Experts insist flu vaccines are ‘66 per cent effective’ amid doubts cast by another Hong Kong celebrity Leon Lai
Facebook post by Canto-pop star stirs more concerns following earlier viral audio clip of singer Kay Tse voicing fears
More Hong Kong doctors and two pharmaceutical giants weighed in on the effectiveness of the current flu vaccine – estimated at 66 per cent by a team of researchers – as a second celebrity cast doubt on Friday.
In a Facebook post, Canto-pop singer Leon Lai Ming said “flu vaccines currently available in the market are very likely to be stocks from the previous season”.
“They are not flu vaccines targeting the new strain,” he claimed.
Concerns first surfaced when an audio recording by singer Kay Tse On-kei, who said the vaccines contained mutated bacteria and mercury, was widely circulated through instant messaging on Wednesday night.
Tse later said she was speaking to friends and never intended for the audio clip to go public. Her claims about the vaccines were immediately rejected as “totally wrong” by top microbiologist Professor Yuen Kwok-Yung.
The misconceptions swirled as the government announced on Wednesday that all 1,600 kindergartens, primary schools and special schools across the city would close early for the Lunar New Year holiday in a bid to stem the spread of the virus among children.
Doubts about the vaccines were not reflected in demand spikes, however, leading to a citywide shortage amid the flu season.
Experts denounce Canto-pop star’s claim of harmful flu jabs as ‘totally wrong’ amid deadly virus outbreak in Hong Kong
But the debate prompted the release of study findings by a team of researchers from the University of Hong Kong. “I have never thought of speaking through the media,” Professor Gabriel Leung, dean of HKU’s medical school, said. “But a few things have happened recently.”
Researchers had studied the effectiveness of the vaccine type for the current flu season. Leung said it was time that the university, which had been conducting the study for the past nine years, publicised their findings.
Leung said there had been comments on social media, especially by well-known figures, which had led to many parents questioning the effectiveness of vaccines.
He said these comments had no support from the scientific and medical fields.
The university’s study looked into the data of 1,078 children who were admitted to hospitals between December 4 last year and January 31 this year. Information was collected from Queen Mary Hospital in Pok Fu Lam and Princess Margaret Hospital in Kwai Chung.
All the children suffered from fever and acute respiratory illness. Among the 339 confirmed with flu, only 22 had been vaccinated. Of the remaining 739 children who were unaffected by the virus, 103 had received seasonal flu vaccinations.
Based on the data, the researchers estimated the effectiveness of the flu vaccination to be 66 per cent.
Leung said the figure was “a very good and high number”.

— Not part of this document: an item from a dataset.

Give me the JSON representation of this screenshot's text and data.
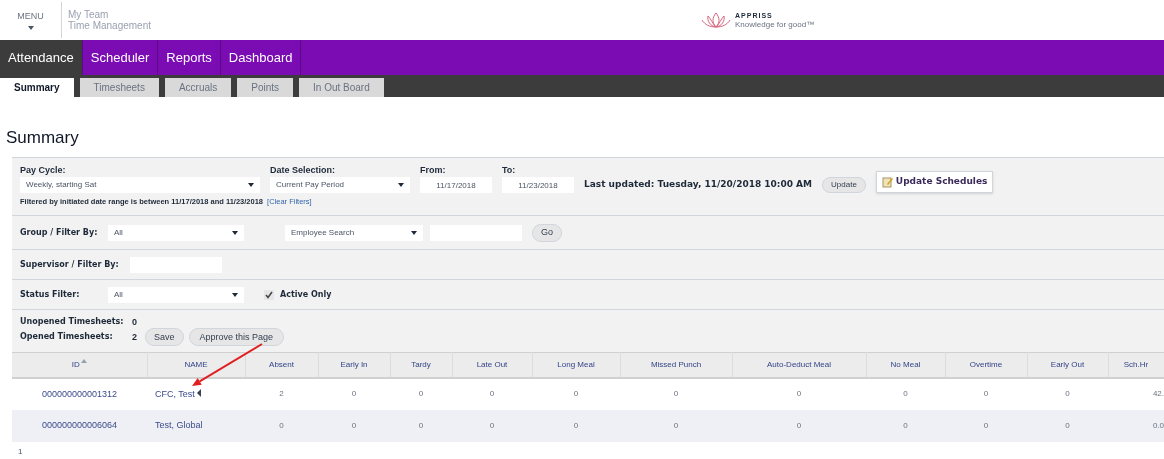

“No vaccine or medicine in the world is 100 per cent effective,” Leung said. “[Sixty-six per cent] is already a very ideal number worldwide.”
Separate from the study, Professor David Hui Shu-cheong, an expert in respiratory medicine from Chinese University, also reiterated the efficacy of the current vaccines.
“The quadrivalent vaccines we are using now could cover the ... influenza B virus, which is the dominant strain now,” Hui said. He was one of two experts Chief Executive Carrie Lam Cheng Yuet-ngor consulted before the Education Bureau announced the early closure of schools.
Hui said vaccines from the previous season had expired and had been destroyed.
GlaxoSmithKline (GSK), which provides flu vaccines, said in a statement on Friday: “GSK’s quadrivalent influenza vaccines are in single dose pre-filled syringes and do not contain mercuric compounds as preservative, and also do not contain aluminium.”
It added that its manufacturing processes were “strictly monitored and under stringent quality control to ensure that our vaccines meet the standards and requirements of the US Food and Drug Administration (FDA), European Medicines Agency (EMA) and the World Health Organisation (WHO)”.
Another supplier, Sanofi Pasteur, said on Friday that their flu vaccines also did not contain mercuric compounds and aluminium and that the virus strains in their vaccines “totally fit the recommendations of the WHO”.
The vaccine strains are similar to the circulating flu strains this winter, it said.
The Department of Health said it would continue to enhance education and awareness to increase the public’s understanding of flu vaccination and its safety.
While the flu vaccine shortage persisted in the city, Sanofi Pasteur said 20,000 more doses would be delivered to the city in mid-March, all of which would be given to the private medical sector.
GSK also said a batch of vaccines from Germany would be shipped to Hong Kong next week and delivered to public and private clinics after Lunar New Year.
From January 7 – the start of the flu season – until Thursday, 228 adults have been hit by severe flu and 130 of them have died. There were also two deaths among 13 children with severe flu.